Before parting with his money, court records show, Osenton learned from a second jeweler that Solomon's rings were worth only $328,000. Likewise, a reappraisal of two pieces of jewelry provided to Vogelheim as collateral placed their value at $103,000, or $1.4 million short of what Solomon claimed. But perhaps believing that any couple able to afford $20,000 in monthly house rent must operate a legitimate company, Osenton and Vogelheim were undeterred. They wired a combined $2 million to the Solomons.

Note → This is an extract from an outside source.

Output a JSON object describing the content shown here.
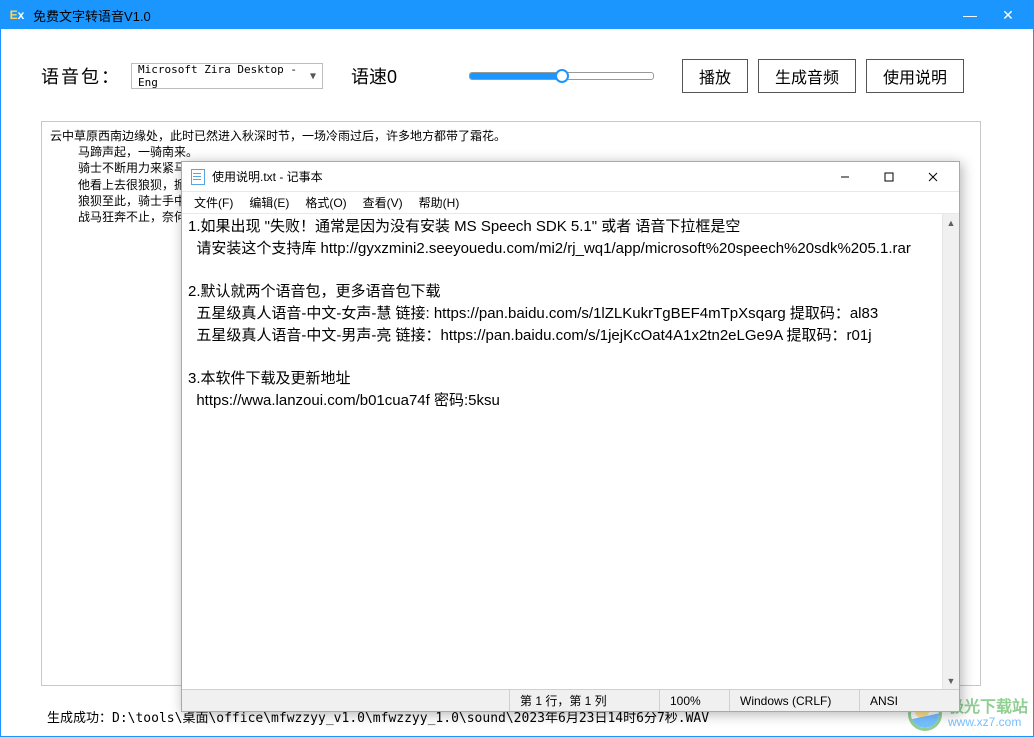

A week later, crowing that she had closed the diamond sale, Rebecca told the pair they would receive an extra $500,000 apiece as a gesture of her gratitude. By the next month, however, Solomon's promissory notes had matured without her refunding the loans, and over the next year, federal authorities allege, she floated endless excuses for failing to pay back the money.
In the meantime, she and Terry wallowed in gilded excess, as revealed by court records and sources familiar with the Solomons. They lodged in opulence at the Four Seasons during frequent trips to Tokyo and bought a Mercedes Maybach, an "ultra-luxury" sedan that costs $300,000. Another $300,000 went to the Los Angeles event planner who arranged a wedding party for one of Rebecca's three adult daughters. The couple also paid rent for her daughters, who lived together in a suite at the Beverly Wilshire Hotel, piling up monthly tabs as high as $150,000.
The Solomons subsidized their lifestyle with more than the $2 million they received from Osenton and Vogelheim, according to a federal indictment filed in December charging them with fraud and money laundering. Authorities accuse them of fleecing almost $20 million from a clutch of Bay Area investors through bogus diamond deals and a scheme that promised 20 percent returns on investments in a Chinese telecom firm. During a two-year span, from the North Bay to Silicon Valley, the couple exploited tech executives, physicians, lawyers, and other monied types whom, it appears, the Solomons marked as something else: suckers.
In wooing and schmoozing investors, Terry, 58, acted the sidekick to his 49-year-old wife, who supplied the couple's brains and financial brawn. Short and raven-haired, by turns charming and cunning, Rebecca beguiled them with a personal narrative as grandiose as her home. Boasting that she owned a large stake in a $1.2 billion family trust in her native Philippines, she described her late father as a general who served under former President Ferdinand Marcos. Her ex-husband belonged to Japanese royalty, she claimed, and still paid her a bimonthly "allowance" of almost $500,000. She dropped the names of minor celebrities, including former Raiders receiver Willie Gault and actress Irene Ng, intimating that she mingled with the glitterati.
For authorities, the veracity of her stories remains murky, much like the couple's whereabouts. Days before federal agents raided their home last spring, the Solomons left the country, and U.S. officials consider them fugitives. Angry investors brand them something else: grifters.